_ACTIVITY:_ Look through the material below. Copy every line with the string "JSON" in it.

_MATERIAL FOR THE TASK:_
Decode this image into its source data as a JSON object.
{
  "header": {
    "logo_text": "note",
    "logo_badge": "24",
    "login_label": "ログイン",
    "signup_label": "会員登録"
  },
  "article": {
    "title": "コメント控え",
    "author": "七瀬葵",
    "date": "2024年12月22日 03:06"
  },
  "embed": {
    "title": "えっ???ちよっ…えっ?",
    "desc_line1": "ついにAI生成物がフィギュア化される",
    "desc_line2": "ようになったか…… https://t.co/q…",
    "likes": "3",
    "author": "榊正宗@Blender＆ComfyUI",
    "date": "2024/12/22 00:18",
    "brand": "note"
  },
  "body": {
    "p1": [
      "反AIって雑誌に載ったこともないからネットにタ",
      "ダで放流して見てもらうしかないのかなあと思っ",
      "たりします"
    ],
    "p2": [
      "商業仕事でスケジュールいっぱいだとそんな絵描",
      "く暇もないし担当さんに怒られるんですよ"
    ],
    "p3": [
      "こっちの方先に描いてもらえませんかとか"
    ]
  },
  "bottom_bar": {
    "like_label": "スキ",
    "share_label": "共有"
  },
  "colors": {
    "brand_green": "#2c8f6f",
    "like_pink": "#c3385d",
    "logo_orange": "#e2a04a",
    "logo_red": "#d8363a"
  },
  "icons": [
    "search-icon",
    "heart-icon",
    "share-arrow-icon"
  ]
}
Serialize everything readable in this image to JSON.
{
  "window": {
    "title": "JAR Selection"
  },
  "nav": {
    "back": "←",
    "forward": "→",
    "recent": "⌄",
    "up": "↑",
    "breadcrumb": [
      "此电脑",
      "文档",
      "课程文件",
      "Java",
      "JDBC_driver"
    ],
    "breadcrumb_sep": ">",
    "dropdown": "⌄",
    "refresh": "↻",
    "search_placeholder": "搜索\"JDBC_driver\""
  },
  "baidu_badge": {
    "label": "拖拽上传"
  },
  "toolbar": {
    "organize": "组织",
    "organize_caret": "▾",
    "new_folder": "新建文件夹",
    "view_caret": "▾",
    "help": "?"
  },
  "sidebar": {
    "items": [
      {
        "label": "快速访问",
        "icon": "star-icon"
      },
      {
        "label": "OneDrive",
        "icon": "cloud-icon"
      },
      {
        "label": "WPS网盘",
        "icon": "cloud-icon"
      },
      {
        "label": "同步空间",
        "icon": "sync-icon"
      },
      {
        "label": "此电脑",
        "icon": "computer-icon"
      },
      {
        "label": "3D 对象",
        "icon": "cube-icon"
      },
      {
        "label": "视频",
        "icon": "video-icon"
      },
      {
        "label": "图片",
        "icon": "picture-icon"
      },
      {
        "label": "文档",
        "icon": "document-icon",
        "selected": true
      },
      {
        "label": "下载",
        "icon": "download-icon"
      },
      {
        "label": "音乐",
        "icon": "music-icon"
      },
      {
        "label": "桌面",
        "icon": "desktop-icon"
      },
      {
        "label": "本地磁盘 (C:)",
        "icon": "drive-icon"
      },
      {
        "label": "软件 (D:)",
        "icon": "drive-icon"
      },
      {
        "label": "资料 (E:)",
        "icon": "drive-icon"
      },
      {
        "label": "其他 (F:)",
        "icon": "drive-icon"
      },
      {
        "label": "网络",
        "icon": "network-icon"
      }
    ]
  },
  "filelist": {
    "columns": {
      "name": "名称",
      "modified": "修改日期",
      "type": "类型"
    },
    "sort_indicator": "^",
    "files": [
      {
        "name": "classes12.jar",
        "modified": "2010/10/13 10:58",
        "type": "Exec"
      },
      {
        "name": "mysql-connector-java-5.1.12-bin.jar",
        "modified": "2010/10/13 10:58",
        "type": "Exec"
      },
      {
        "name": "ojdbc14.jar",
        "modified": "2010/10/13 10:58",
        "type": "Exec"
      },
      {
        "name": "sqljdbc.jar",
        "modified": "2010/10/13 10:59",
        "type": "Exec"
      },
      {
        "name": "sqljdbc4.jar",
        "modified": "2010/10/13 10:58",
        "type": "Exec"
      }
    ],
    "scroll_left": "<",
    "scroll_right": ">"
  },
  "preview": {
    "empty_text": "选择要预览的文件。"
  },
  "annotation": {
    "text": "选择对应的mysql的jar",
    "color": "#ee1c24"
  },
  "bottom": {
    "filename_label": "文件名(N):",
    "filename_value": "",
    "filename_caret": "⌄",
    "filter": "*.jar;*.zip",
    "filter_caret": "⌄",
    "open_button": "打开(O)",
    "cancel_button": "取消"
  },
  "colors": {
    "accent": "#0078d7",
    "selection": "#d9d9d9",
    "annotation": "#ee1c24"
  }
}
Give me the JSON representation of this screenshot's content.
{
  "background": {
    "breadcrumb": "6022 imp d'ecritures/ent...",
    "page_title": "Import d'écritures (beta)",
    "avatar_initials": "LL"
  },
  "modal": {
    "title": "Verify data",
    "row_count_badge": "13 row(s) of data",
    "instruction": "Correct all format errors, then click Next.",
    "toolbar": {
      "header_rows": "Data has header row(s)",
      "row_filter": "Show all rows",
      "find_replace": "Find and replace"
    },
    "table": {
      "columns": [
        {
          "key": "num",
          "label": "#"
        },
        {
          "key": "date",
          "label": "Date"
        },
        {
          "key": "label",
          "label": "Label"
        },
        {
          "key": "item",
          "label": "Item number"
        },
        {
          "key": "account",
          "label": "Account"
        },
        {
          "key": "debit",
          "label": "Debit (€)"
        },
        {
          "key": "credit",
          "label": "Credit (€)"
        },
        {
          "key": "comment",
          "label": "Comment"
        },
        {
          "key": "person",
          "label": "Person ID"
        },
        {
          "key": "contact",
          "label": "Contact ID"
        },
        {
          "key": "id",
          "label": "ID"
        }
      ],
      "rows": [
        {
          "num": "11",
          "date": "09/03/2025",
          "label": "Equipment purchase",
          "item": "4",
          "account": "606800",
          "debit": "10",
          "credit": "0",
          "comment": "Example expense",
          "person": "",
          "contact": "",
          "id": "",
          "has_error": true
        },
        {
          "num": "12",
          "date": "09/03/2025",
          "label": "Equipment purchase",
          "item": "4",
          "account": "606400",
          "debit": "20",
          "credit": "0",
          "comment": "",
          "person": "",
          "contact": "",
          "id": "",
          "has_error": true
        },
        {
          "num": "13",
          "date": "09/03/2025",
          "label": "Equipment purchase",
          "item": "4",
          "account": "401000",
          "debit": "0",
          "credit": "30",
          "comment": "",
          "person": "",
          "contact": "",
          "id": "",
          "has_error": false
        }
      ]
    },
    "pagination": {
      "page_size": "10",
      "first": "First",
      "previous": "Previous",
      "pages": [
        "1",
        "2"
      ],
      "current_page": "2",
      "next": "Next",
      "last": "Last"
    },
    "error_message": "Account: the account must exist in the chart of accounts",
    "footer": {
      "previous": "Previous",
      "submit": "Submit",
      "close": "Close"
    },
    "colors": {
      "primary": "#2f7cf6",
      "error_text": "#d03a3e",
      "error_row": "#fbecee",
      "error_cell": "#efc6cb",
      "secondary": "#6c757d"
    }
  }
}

_ANSWER TO THE EXERCISE:_
Decode this image into its source data as a JSON object.
Serialize everything readable in this image to JSON.
Give me the JSON representation of this screenshot's content.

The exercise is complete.